• **Task prompt**:
Read through the data, and wherever a line holds the word "details", write that line out.

● ● ● ● ● ● ●

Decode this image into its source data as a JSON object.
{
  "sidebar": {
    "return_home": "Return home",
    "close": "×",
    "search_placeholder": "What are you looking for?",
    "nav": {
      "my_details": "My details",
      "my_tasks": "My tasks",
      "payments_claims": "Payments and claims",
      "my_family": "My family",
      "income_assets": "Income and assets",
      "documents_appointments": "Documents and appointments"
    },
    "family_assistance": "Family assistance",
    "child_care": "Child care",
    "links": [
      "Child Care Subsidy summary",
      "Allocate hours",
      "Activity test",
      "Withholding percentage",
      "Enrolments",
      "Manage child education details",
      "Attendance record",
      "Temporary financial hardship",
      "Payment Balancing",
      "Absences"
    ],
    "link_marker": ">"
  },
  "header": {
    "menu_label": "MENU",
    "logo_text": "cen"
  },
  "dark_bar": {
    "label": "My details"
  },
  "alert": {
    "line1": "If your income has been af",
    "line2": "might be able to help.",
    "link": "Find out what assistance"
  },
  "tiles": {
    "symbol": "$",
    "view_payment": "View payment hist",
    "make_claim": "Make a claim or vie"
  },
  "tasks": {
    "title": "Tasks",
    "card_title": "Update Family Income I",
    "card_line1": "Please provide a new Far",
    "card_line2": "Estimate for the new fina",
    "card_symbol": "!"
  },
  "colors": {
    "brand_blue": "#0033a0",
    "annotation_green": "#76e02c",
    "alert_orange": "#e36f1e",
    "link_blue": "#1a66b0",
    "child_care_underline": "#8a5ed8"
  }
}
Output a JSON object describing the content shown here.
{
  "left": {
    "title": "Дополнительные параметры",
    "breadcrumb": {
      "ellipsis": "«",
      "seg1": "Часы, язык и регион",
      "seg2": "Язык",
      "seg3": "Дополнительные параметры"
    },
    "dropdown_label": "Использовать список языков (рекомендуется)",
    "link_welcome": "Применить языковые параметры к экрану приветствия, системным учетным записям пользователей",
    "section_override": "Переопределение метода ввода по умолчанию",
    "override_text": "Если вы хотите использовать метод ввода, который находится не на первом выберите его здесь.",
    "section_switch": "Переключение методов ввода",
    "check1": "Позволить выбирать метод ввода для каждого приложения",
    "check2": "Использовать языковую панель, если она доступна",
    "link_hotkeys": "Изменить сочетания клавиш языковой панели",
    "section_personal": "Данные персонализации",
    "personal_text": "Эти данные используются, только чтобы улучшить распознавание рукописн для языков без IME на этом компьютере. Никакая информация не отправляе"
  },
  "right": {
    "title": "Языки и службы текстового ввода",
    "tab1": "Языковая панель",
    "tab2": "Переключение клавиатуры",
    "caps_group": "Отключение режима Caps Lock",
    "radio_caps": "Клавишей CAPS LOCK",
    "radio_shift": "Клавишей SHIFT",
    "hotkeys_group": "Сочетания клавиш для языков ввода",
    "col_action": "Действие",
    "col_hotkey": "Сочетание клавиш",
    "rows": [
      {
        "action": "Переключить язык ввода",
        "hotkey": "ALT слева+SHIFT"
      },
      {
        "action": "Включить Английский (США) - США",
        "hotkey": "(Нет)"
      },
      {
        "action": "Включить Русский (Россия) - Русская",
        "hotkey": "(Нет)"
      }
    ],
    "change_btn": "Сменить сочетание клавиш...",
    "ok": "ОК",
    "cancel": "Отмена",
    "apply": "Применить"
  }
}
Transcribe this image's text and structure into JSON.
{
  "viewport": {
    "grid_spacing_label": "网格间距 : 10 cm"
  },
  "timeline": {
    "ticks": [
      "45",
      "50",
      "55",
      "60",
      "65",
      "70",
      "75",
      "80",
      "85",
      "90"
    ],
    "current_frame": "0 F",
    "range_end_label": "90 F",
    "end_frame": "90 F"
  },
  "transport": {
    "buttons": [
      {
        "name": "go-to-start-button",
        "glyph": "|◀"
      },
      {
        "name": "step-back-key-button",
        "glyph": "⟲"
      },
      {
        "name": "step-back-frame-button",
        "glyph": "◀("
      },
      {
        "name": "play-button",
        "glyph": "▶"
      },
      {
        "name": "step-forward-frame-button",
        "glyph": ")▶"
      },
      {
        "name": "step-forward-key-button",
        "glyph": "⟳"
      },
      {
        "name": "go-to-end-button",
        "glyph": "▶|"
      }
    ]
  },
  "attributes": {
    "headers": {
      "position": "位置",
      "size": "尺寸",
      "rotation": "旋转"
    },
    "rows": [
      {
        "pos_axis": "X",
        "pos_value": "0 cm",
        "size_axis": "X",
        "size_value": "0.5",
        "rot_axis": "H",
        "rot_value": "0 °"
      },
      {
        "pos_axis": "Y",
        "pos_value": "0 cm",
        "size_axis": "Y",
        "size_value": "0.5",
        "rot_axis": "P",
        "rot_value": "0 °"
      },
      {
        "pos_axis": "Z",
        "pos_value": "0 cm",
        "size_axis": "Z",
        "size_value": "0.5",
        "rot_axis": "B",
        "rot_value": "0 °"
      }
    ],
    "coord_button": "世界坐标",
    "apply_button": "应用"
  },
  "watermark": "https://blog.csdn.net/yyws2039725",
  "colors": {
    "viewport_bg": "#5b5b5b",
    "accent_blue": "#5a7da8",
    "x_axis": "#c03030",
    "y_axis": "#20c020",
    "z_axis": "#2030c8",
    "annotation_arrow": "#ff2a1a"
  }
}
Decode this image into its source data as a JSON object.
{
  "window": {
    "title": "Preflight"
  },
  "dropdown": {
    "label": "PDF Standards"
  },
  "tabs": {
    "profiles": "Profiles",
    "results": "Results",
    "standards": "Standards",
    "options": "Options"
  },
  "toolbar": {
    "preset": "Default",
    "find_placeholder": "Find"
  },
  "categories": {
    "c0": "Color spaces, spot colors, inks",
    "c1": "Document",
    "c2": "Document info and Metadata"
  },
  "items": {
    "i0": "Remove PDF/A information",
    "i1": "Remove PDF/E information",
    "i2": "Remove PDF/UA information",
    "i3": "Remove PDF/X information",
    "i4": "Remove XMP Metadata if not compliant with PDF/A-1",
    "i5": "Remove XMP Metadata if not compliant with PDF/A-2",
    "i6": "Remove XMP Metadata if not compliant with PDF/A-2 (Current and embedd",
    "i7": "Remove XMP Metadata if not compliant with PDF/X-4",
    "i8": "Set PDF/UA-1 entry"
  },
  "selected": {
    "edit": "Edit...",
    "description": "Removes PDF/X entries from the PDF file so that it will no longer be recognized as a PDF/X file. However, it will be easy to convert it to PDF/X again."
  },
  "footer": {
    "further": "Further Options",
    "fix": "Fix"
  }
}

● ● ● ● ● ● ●

• **Answer area**:
      "my_details": "My details",
      "Manage child education details",
    "label": "My details"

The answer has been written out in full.